Ice Cube Towers
Students use changes of state to create chilly architecture.
Salt lowers the freezing point of water. As it dissolves, the ice melts around each grain of salt. As a result, the ice is unevenly eaten away, forming a pitted, non-skid surface. This is why salt is used to melt ice on roads and walkways.
The salty water also re-freezes on the surface of the ice cubes, joining them together. This happens because the insides of the ice cubes are much colder than the freezing point of water. They are cold enough to draw heat out of the newly melted water and it re-freezes.
This is a recommended post-visit activity for a field trip to Science World at TELUS World of Science.
Students will be able to:
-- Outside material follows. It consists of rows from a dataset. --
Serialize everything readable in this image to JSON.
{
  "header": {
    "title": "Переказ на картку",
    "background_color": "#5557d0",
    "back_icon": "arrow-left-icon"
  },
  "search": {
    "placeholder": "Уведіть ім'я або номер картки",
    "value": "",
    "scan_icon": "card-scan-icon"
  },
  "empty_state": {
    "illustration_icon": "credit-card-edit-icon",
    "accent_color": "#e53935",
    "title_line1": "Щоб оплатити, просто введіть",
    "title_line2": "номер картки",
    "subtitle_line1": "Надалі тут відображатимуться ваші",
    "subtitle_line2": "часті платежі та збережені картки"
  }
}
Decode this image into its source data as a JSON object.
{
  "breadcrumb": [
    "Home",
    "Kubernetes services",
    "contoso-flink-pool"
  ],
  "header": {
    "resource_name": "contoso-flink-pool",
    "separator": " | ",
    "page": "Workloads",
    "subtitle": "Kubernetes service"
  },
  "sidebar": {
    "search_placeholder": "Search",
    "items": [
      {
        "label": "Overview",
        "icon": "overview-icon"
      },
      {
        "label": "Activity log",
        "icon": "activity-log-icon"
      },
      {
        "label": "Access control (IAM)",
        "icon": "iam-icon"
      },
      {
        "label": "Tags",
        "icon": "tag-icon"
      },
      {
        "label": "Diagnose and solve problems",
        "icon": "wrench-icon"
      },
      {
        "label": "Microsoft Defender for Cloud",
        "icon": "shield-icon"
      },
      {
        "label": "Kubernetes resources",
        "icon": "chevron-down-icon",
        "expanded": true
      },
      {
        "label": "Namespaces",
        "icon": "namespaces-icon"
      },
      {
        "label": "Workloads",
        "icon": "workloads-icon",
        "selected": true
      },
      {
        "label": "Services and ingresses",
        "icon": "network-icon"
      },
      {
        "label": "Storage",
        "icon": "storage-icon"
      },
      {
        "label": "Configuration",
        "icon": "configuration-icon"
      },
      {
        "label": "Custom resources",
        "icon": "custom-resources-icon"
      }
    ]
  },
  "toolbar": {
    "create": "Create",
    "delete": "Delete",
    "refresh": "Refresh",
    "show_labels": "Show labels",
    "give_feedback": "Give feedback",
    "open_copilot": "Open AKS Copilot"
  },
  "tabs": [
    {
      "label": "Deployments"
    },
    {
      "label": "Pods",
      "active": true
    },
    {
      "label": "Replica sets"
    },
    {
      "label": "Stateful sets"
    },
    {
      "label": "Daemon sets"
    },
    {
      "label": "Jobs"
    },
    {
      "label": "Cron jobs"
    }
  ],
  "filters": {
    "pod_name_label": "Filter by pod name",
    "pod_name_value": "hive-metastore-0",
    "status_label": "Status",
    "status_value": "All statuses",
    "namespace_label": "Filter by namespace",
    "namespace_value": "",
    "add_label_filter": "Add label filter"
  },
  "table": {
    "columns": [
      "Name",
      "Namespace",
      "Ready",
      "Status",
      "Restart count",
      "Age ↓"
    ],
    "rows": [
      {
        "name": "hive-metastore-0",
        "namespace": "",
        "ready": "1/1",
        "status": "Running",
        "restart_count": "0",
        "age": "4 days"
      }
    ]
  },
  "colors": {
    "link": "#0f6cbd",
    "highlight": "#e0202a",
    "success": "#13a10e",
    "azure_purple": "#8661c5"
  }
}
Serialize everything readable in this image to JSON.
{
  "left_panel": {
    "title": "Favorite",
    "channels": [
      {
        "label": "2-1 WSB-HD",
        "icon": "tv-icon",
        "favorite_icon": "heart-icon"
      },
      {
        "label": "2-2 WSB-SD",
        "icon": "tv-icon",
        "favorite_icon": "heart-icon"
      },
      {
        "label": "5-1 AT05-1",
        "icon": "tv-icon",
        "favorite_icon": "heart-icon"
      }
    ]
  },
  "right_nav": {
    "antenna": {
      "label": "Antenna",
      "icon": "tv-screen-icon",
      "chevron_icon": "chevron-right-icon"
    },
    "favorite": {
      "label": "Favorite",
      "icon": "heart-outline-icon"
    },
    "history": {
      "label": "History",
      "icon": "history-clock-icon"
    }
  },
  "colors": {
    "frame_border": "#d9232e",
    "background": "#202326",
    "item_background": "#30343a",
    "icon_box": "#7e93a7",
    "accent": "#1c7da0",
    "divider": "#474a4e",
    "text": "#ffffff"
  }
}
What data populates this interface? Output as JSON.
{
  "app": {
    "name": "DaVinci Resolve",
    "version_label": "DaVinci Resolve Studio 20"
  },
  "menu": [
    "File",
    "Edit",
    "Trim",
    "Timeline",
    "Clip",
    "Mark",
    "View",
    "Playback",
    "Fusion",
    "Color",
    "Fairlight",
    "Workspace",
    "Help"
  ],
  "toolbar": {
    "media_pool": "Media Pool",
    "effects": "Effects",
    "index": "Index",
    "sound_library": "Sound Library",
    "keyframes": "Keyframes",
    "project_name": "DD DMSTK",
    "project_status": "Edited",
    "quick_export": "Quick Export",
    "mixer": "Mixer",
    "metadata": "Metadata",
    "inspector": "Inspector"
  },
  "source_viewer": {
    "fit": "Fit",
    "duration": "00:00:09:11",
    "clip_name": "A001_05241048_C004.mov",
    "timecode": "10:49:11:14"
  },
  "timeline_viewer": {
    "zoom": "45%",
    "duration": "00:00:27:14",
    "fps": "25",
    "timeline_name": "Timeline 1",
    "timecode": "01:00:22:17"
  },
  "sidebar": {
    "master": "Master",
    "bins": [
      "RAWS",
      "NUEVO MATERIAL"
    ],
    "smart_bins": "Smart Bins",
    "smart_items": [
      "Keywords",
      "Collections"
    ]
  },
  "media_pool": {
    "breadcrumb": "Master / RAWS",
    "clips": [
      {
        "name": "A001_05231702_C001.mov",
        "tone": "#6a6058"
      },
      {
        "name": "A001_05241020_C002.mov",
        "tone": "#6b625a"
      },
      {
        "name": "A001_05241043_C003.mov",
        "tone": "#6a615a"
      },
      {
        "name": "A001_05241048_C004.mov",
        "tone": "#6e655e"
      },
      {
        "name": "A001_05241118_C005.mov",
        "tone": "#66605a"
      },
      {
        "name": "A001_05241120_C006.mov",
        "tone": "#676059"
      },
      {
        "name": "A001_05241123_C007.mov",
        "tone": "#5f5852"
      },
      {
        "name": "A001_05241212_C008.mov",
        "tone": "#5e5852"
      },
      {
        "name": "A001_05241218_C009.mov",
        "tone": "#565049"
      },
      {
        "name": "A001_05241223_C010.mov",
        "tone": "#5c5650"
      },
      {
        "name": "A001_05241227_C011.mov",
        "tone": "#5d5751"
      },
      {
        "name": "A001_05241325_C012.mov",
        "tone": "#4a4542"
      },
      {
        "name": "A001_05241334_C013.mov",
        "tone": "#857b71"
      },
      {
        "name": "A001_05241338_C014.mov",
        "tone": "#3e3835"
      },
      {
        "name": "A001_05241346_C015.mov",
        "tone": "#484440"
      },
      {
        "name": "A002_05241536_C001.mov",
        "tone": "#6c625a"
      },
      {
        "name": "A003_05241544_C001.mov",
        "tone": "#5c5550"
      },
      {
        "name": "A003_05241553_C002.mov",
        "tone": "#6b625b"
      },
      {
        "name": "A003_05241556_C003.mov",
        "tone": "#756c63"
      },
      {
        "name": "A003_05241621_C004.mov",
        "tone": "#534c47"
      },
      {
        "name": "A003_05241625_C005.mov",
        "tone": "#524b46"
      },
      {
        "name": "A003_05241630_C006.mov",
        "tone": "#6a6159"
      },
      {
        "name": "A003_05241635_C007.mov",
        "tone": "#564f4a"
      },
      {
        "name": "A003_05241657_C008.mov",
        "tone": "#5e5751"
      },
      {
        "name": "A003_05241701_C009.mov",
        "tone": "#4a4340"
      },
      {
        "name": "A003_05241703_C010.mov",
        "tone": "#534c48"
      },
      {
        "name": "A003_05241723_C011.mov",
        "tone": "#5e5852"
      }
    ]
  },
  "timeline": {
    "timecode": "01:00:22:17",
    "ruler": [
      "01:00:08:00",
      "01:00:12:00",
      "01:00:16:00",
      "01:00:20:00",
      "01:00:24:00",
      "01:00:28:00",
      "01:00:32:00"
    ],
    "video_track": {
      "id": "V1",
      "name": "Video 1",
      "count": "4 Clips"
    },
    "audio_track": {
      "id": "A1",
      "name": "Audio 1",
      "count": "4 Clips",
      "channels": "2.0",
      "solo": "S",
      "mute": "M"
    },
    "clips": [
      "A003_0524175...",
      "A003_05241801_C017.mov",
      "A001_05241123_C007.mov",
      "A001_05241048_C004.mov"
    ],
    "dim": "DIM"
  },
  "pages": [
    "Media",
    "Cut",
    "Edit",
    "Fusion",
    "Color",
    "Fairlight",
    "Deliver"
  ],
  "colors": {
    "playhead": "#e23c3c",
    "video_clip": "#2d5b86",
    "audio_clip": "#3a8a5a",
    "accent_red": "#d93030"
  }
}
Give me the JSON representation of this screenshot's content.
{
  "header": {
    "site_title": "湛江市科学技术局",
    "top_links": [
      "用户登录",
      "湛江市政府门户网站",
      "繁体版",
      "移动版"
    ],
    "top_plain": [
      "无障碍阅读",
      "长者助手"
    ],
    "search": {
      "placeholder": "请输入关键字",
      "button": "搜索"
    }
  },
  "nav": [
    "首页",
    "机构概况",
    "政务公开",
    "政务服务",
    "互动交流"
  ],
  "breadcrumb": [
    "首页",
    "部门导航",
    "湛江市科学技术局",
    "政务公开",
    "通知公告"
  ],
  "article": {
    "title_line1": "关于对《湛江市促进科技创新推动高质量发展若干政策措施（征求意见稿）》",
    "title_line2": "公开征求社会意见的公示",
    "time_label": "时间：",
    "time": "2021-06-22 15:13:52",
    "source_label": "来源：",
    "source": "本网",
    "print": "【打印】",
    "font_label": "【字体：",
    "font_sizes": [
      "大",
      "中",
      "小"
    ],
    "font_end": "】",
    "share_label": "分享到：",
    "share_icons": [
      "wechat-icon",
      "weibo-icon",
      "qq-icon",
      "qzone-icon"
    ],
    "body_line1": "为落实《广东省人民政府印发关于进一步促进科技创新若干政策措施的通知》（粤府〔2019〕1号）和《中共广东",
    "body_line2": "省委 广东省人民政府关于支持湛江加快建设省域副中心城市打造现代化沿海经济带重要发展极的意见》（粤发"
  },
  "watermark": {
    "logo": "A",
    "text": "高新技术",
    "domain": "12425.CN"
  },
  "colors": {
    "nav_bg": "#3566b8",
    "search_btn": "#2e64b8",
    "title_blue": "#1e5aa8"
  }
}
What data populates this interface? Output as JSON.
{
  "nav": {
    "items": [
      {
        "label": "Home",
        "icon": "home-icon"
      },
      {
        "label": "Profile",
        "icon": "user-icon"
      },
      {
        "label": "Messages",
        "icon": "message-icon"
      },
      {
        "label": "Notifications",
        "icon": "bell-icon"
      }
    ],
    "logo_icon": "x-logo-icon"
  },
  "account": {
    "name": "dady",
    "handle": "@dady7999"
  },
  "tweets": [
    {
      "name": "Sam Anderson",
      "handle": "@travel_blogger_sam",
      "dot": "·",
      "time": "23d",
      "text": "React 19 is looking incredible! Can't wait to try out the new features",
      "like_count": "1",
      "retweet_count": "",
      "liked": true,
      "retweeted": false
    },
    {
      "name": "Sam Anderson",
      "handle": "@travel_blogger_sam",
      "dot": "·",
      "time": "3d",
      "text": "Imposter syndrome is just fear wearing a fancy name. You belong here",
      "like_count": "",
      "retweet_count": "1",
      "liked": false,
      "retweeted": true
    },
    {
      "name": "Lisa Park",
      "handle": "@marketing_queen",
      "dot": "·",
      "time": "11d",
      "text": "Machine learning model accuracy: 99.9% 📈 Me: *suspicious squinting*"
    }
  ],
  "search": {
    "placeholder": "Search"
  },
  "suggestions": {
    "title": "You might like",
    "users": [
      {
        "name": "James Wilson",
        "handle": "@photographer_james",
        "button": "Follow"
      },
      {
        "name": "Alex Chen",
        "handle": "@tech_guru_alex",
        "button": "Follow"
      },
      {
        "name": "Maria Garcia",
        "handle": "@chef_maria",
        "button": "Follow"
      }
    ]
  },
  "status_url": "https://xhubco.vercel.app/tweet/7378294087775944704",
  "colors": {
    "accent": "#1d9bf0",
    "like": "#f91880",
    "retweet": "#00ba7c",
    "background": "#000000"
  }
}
- Investigate the interactions of liquids and solids.
- Investigate changes of state.